Nothing beats camp cooking, talk
There is hardly a parking place to be found at the gym. A line is formed at every weight station and treadmill with everyone anxiously awaiting their turn to burn some carbs. The goodies from the holidays must be “weighing” heavily on everyone’s mind, no pun intended, for focus sure seems to be on getting back in shape. The New Year’s resolutions are being kept for the moment but remember, we’re only into the second week. I’m positive many of us will slip back to our unhealthy ways, but for now we are taking off what the holidays offered.
Most of the food we associate with the holidays is in the form of treats. Fudge, loaded with pecans is always available. Holiday trash full of chex, pretzels, and pecans is a staple. Divinity, egg nog, and cookies adorn every counter top and island. There are other main courses like the turkey and dressing, sweet potato pies, and the assortment of casseroles that are always available from Thanksgiving on. Though all of this “nutrition” is traditional, I always think of a different menu this time of year. The menu I’m referring to is the one found where we spend so much of our time during the winter. Of course I am talking about food at the hunting camp.
The first hunting cuisine I can remember was that at the infamous Ten Point Hunting Club near Eagle Lake. Though I was just a toddler, I remember climbing the stairs to the main mess hall. Monroe, I believe, was the main cook at this historical camp. He was known far and wide for his biscuits. This was buffet style and trays and trays of sizzling hot breakfasts were available every morning during season. There was enough food to feed an army at this camp. Come to think of it, it was an army. Jon Warwick and I were standing at the top of the stairs one day taking bites out of Styrofoam coffee cups and spitting the pieces into the wind. It was great fun watching the slivers float to the ground in the breeze. I remember one of the members walking into the gallows and returning with two apples. I guess he didn’t want us littering up the campground with tooth-imprinted medallions of Styrofoam. I have to admit, the cups were a lot more entertaining than the apples.
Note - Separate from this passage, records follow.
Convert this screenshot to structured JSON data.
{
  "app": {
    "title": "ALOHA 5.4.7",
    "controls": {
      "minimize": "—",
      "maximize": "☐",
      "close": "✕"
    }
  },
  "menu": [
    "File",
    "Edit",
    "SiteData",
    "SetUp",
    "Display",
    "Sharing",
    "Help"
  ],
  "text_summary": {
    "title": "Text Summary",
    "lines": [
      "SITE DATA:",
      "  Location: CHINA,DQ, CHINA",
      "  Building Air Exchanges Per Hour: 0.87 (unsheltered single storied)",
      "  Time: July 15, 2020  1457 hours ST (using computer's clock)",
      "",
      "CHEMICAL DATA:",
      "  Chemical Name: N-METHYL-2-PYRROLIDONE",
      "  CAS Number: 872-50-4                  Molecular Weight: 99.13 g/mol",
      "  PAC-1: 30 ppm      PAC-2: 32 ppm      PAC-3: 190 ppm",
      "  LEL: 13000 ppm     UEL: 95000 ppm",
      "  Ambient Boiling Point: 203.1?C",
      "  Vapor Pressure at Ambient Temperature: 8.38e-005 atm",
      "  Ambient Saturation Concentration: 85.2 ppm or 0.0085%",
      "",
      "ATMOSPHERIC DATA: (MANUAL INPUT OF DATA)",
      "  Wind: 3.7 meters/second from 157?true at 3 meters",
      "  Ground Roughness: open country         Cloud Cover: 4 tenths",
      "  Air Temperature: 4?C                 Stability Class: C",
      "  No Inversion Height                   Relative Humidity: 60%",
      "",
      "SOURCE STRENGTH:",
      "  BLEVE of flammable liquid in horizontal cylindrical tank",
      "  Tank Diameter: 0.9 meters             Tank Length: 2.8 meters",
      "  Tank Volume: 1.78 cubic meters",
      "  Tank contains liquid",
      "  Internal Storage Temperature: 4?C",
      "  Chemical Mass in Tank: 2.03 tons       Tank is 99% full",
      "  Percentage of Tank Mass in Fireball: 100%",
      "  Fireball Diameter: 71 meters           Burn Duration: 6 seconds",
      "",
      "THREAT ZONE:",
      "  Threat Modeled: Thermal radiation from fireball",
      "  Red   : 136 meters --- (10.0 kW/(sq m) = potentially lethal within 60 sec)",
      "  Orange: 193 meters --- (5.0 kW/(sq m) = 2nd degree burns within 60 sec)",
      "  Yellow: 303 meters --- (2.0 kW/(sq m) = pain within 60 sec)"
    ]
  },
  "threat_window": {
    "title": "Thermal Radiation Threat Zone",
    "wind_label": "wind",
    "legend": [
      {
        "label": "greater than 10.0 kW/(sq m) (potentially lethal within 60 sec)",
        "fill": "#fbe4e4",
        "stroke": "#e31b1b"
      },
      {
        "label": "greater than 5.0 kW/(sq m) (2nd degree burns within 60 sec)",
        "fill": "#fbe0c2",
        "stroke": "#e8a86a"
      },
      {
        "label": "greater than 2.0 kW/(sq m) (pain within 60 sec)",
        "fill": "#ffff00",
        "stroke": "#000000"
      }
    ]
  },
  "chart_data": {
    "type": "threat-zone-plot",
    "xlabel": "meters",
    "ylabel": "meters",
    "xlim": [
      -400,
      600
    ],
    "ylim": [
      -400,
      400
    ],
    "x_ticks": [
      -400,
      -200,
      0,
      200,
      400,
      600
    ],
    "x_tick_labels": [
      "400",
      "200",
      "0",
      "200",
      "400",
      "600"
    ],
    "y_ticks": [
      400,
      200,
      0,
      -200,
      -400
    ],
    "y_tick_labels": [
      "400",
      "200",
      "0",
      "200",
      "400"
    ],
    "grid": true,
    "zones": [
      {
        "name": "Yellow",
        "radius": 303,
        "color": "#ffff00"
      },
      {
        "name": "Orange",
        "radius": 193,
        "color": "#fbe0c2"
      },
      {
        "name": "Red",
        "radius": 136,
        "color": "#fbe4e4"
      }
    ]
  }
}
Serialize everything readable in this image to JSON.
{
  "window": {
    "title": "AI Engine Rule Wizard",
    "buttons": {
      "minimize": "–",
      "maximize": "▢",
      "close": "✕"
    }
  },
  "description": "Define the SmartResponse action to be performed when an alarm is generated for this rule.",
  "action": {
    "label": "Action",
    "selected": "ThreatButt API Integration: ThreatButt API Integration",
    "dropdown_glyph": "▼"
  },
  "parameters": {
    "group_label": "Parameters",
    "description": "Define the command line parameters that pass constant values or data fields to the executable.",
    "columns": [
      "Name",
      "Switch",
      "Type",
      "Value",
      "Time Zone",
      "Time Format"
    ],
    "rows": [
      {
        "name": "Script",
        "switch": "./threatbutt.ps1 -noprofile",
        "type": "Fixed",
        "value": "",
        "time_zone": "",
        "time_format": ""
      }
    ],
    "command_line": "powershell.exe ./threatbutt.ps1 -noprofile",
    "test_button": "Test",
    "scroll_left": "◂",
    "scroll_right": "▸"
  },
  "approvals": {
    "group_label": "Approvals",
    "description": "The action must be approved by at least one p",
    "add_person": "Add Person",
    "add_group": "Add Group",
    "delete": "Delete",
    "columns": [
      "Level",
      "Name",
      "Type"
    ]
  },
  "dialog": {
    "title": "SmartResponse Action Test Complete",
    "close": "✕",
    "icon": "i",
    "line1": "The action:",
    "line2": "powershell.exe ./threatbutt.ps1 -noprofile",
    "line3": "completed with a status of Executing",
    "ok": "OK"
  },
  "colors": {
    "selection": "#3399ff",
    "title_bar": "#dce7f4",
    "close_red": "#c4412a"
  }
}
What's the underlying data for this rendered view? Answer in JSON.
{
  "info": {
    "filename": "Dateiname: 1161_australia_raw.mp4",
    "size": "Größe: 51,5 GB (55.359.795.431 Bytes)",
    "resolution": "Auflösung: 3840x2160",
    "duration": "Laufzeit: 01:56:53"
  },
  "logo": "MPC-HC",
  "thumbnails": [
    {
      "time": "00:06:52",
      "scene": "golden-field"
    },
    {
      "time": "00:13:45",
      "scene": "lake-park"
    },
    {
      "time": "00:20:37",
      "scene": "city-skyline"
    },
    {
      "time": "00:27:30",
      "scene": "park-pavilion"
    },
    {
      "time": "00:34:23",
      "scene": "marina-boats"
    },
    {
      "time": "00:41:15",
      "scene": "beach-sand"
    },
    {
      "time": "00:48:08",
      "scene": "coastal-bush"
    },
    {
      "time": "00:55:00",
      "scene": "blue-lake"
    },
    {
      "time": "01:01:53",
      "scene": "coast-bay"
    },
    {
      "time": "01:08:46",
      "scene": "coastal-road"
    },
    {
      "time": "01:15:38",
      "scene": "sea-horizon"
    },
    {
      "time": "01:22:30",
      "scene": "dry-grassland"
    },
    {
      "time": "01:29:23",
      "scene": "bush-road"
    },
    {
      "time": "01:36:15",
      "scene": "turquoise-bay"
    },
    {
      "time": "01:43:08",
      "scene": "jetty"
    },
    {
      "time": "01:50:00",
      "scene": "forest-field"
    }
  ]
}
Still hunting for deer was becoming more popular than the traditional way of hunting them with dogs. My dad joined a hunting club just across the Mississippi River at Vicksburg that was exclusively still hunting only. The modest camp house was at the base of the levee accompanied by a skinning shed and a small camper. This camper served as the home for an elderly gentleman and his wife who were hired for the entire season to cook for the hunters. One of their specialties was fried tenderloin, turnip greens, and cornbread. The backstrap was cut thin, tenderized, lightly floured and fried. There was no thick batter made from eggs and milk. The flavor of the venison was unmatched anywhere. The greens were picked fresh from the patch behind the camp house and the cornbread was thin and crispy. Nothing ever tasted better.
One of my biggest disappointments at the camp one day was when my dad offered to “treat” me to dinner at Tuminello’s in Vicksburg after the evening hunt. Though I dearly loved their fried shrimp, how could I miss the home cooking at the camp? I will always treasure those meals at Riverside and the stories from those hunters sitting around the table.
The camps and the cooking that goes with them have changed in many respects today. I’m sure there are “old school” camps still around but not nearly as many as it used to be. Coffee was always available in the mess hall of these old camps. Chili and navy beans was always a popular lunch. No one seemed to worry too much about the aroma of the kitchens and whether or not it alarmed the deer of one’s presence.
Though we may not have the old timey kitchens that were so prevalent back in the day, we still do a fairly good job when it comes to preparing table fare. At least a couple times a week we gather up at my house or Sam’s cabin and put on the dog. We each have our specialties and we rotate with the preparation, though everyone helps with the process. Rock does a great job with the brisket. Sam and Chris rotate frying crappie. Regardless who fries the fish, Sam always makes the slaw. Heavy with black pepper, it’s the best you’ll ever eat. Creede and I do a lot of the steaks, and JH has taken over with the flank steak and fajitas. You can always count on Ford to bring a friendly cabernet. You could say, we’ve got this cooking thing down to an art.
Most recently we brought in the year with the traditional thin fried pork chops, bone in of course, with turnips and cornbread. If someone will hurry up and squeeze the trigger, we’ll add fried tenderloin to the mix. The season is passing quickly, so I bet it will happen soon. If you are missing out on the culinary treats of camp, I invite you to explore your talents in the kitchen for it’s as much a part of the experience as the hunt itself.
Until next time enjoy our woods and waters and remember, let’s leave it better than we found it. Bon Appetit.